Twelve photos from each day of our Africa adventure.
And by “each day” we mean “each day we feel like including.” We’re skipping two right now. One was a day off to do laundry, catch up on the journal, use the Internet, clean up, and take a nap. The nap pictures are good, but the other ones are kind of boring. (Kidding. We didn’t take pics that day.) The other day we’re skipping was a trip to Victoria Falls in Zimbabwe. It was an interesting place, but Mike is disappointed in the pictures because of all the mist and rain, so he skipped sorting and editing them. I think they’re interesting, just like the falls. I hope to write a more detailed post about that day and will select photos then.
So . . . upon leaving Chobe Safari Lodge, we drove the 4WD track along the riverfront, then crossed the border into Namibia on the Caprivi strip. All of these pictures are from the riverfront drive. You’ll see Namibia next time.
Elephants filed out of the trees and down the bank to the river for morning drinks and baths. Tons and tons of elephants.
When we parked the car and turned off the engine, we seemed to become part of the landscape. The elephants noted us, but walked quite close anyway, as close as 15 feet away from the open windows of the car. We didn’t take pictures when they were that close; we didn’t talk; we didn’t move. I felt protected in the car, but I didn’t want to startle them, either. What might a startled elephant do? What might a dozen startled elephants do? I don’t want to know.
The elephants enjoy the water. A lot of roughhousing takes place amongst the youngsters. Here, four different pairs tussle.
Another way to cool down is to spray mud all over one’s body. Water, mud, dry dust: It doesn’t matter; it’s all good.
Hippos were out, too. They don’t play. When they tussle, they seem to be making an angry point. Grumps.
A spoonbill. Is that a crazy bill or what?
A puku, I believe. It looks like the lechwe but doesn’t have black on the front legs. They aren’t widely distributed, so this is a rare find, I’m told . . .
. . . unlike impalas, which seem to be everywhere in great numbers.

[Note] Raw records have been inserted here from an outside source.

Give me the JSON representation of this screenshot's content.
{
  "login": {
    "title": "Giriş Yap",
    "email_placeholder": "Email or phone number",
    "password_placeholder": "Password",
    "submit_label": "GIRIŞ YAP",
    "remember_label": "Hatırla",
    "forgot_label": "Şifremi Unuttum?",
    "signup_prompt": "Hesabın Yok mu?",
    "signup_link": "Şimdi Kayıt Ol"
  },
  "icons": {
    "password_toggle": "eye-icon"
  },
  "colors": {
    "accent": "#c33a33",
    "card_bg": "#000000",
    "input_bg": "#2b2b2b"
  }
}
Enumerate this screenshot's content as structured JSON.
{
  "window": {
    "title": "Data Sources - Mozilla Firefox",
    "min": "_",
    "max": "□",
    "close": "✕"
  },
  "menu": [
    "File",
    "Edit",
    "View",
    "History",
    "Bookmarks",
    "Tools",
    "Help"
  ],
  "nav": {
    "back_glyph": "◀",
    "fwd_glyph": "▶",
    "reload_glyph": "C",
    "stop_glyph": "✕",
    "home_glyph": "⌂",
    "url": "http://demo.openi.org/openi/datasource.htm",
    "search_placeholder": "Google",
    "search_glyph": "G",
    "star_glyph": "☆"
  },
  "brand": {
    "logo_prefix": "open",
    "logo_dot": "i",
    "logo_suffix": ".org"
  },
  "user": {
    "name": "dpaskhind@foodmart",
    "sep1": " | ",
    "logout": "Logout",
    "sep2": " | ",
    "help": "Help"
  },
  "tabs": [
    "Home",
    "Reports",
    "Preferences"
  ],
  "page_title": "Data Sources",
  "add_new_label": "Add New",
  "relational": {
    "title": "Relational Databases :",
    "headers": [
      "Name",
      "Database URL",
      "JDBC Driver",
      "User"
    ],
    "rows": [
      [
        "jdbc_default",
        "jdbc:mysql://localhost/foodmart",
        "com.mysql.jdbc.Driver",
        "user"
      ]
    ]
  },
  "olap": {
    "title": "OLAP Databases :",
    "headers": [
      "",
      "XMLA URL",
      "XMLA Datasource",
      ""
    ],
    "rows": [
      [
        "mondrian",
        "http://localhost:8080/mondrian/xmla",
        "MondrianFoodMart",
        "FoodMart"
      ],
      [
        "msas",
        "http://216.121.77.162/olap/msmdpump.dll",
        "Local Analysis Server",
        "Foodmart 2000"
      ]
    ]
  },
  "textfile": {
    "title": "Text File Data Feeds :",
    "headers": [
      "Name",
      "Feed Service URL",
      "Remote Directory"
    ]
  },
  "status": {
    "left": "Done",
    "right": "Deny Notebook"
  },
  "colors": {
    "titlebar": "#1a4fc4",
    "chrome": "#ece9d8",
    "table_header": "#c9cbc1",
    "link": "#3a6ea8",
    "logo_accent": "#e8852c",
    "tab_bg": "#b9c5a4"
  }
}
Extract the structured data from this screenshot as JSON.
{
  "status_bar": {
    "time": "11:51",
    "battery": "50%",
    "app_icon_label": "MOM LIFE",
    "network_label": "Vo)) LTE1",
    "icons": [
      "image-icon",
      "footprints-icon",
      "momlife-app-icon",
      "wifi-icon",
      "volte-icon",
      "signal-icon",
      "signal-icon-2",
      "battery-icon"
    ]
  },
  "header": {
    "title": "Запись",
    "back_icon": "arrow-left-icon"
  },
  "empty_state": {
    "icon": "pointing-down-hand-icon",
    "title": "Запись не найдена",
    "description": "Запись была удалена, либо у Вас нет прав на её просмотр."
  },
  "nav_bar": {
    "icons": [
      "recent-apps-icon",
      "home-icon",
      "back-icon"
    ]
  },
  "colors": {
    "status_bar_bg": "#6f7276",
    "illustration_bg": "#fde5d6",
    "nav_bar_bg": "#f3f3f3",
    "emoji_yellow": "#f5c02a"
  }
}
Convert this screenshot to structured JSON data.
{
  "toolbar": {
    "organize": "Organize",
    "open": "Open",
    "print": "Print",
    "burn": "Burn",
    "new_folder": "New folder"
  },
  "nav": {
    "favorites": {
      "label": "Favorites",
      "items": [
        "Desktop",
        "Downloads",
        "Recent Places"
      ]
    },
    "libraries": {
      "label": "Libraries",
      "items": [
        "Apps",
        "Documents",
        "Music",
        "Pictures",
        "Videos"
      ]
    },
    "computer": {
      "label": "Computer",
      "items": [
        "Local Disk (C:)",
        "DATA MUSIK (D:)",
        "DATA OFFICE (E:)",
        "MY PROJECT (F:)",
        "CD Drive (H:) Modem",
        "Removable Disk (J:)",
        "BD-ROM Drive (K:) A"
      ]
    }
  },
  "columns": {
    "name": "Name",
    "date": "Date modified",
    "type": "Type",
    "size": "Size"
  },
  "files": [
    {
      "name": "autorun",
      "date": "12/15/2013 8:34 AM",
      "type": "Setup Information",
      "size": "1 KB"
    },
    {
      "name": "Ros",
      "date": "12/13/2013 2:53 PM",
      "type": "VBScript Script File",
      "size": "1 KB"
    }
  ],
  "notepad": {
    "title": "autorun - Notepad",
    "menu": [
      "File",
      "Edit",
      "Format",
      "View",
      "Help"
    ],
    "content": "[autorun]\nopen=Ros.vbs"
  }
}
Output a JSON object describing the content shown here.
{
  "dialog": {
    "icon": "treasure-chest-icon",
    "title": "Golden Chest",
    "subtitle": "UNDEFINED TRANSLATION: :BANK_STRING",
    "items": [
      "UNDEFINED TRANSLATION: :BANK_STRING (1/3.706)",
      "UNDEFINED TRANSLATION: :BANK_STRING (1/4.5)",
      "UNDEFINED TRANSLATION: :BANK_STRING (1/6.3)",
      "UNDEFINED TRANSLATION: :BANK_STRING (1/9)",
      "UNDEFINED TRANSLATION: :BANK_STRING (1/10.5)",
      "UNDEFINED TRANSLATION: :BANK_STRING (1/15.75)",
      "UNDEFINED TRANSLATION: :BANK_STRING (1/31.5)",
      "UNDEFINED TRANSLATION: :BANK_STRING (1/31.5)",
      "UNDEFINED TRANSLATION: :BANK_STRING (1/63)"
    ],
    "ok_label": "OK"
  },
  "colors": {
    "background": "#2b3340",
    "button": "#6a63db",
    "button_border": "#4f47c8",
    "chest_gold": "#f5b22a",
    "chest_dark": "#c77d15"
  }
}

“Take my picture.”
“How ’bout mine?”
I think it can be hard to get attention when you’re an impala. Not a bad thing if the attention is coming from, say, a lion. Impalas are pretty, and I’m always happy to see them.
“You know you want to take my picture. You think I’m strange and beautiful.”
Yes, I think giraffes are strange and beautiful. And they lend themselves to some interesting shots.
Then there’s the lovely patterned hide that zips up the back.
I wonder how many yards of this a giraffe needs to make a coat.
Now we are out of Botswana and into Namibia.